Fired after the server presents its public key to the client.
Object Oriented Interface
public function fireSSHServerAuthentication($param);
ipworkssftp_sftp_register_callback($res, 10, array($this, 'fireSSHServerAuthentication'));
This event is where the client can decide whether to continue with the connection process or not. If the public key is known to be a valid key for the SSH server, Accept should be set to True within the event. Otherwise, the server will not be authenticated and the connection will be broken.
Accept will be True only if either HostKey or Fingerprint is identical to the value of SSHAcceptServerHostKey.
Accept may be set to True manually to accept the server host key.
Note that SSH's security inherently relies on client verification of the host key. Ignoring the host key and always setting Accept to true is strongly discouraged, and could cause potentially serious security vulnerabilities in your application. It is recommended that clients maintain a list of known keys for each server and check HostKey against this list each time a connection is attempted.
Host Key contains the full binary text of the key, in the same format used internally by SSH.
Fingerprint holds the SHA-256 hash of HostKey in the hex-encoded form: 0a:1b:2c:3d. To configure the hash algorithm used to calculate this value see SSHFingerprintHashAlgorithm.
KeyAlgorithm identifies the host key algorithm. Supported values are:
CertSubject is the subject of the certificate. This is only applicable when KeyAlgorithm is "x509v3-sign-rsa" or "x509v3-sign-dss".

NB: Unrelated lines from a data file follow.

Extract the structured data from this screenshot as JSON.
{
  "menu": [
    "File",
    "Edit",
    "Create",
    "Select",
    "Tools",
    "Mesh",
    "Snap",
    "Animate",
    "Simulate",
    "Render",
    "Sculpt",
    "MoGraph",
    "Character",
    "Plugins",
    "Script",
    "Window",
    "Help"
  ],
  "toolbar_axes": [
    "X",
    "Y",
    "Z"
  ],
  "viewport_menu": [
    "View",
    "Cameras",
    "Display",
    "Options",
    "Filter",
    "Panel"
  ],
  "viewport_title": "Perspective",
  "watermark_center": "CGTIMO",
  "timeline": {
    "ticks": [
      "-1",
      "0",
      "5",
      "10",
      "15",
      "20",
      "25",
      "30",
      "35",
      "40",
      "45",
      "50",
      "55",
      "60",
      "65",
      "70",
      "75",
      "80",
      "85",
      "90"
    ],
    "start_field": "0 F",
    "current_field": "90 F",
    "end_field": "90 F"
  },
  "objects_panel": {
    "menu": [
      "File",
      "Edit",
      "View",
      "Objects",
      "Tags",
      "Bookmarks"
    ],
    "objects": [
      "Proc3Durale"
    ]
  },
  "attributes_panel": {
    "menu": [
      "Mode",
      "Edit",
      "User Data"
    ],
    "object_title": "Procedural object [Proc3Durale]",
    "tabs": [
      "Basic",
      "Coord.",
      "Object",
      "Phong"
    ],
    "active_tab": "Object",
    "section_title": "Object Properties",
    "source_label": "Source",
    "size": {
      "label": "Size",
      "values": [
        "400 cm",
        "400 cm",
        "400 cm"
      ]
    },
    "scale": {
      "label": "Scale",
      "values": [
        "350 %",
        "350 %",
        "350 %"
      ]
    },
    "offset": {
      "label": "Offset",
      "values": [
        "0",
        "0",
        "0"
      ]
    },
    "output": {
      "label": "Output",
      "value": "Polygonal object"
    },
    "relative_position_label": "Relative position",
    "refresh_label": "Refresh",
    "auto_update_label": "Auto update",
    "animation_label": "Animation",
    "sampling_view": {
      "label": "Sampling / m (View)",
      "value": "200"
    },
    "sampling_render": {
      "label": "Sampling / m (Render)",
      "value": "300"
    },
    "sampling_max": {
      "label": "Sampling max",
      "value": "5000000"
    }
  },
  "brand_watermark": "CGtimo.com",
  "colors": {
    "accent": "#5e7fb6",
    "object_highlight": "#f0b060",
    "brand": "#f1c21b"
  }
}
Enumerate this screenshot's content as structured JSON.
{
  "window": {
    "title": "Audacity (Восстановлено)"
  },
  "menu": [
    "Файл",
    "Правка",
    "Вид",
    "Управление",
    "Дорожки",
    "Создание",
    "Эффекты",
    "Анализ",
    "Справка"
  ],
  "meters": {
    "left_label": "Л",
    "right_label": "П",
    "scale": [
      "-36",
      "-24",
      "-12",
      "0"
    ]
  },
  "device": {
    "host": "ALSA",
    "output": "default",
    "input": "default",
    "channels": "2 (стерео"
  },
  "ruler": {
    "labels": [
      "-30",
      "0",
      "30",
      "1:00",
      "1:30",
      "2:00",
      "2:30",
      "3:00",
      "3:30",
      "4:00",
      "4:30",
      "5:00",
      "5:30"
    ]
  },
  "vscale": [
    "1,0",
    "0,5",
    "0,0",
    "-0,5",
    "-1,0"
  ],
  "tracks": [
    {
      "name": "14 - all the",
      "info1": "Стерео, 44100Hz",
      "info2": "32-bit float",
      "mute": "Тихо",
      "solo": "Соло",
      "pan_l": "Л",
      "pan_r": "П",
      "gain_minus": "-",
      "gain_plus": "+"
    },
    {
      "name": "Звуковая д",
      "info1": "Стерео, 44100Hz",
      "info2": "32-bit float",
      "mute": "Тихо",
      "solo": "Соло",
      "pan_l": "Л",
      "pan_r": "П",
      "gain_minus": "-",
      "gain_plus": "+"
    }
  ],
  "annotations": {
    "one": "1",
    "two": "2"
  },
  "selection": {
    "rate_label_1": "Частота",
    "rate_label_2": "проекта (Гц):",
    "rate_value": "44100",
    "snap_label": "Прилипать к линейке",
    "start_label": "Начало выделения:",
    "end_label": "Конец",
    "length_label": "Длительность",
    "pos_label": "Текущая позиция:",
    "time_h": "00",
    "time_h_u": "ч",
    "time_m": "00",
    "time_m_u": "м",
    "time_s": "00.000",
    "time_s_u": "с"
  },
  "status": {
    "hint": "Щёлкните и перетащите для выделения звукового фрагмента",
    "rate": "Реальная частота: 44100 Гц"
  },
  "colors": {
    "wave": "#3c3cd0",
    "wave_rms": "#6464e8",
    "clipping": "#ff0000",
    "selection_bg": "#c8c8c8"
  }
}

CertIssuer is the issuer of the certificate. This is only applicable when KeyAlgorithm is "x509v3-sign-rsa" or "x509v3-sign-dss".
Status is reserved for future use.